### Aim of the exercise:
Scan the data below for lines holding the word "Beta", and copy each line found.

### Material for this task:
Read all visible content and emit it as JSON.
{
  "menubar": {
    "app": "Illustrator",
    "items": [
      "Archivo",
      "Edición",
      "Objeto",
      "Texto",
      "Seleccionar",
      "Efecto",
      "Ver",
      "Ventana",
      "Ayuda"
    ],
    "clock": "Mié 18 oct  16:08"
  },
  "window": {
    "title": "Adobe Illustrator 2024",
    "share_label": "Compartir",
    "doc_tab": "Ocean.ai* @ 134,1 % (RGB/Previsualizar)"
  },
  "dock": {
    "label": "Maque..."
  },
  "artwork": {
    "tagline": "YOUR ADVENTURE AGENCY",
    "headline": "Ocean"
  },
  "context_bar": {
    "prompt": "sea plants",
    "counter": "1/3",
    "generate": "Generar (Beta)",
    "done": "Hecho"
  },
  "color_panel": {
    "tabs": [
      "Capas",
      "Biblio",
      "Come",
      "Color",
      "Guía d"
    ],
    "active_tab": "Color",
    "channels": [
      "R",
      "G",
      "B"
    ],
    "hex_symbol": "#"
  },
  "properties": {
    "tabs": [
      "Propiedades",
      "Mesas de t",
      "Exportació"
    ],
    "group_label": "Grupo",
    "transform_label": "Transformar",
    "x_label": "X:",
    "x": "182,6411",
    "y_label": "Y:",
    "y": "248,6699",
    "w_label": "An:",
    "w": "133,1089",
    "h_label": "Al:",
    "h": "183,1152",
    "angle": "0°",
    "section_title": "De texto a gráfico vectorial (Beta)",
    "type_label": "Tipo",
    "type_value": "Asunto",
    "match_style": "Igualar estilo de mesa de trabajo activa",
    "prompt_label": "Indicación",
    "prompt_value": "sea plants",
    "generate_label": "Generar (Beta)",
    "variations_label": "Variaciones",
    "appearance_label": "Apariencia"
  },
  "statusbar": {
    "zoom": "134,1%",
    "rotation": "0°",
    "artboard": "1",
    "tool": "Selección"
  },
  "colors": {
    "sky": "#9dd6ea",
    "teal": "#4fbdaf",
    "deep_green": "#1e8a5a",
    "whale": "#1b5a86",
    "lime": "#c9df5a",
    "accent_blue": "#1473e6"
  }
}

### Expected answer:
    "generate": "Generar (Beta)",
    "section_title": "De texto a gráfico vectorial (Beta)",
    "generate_label": "Generar (Beta)",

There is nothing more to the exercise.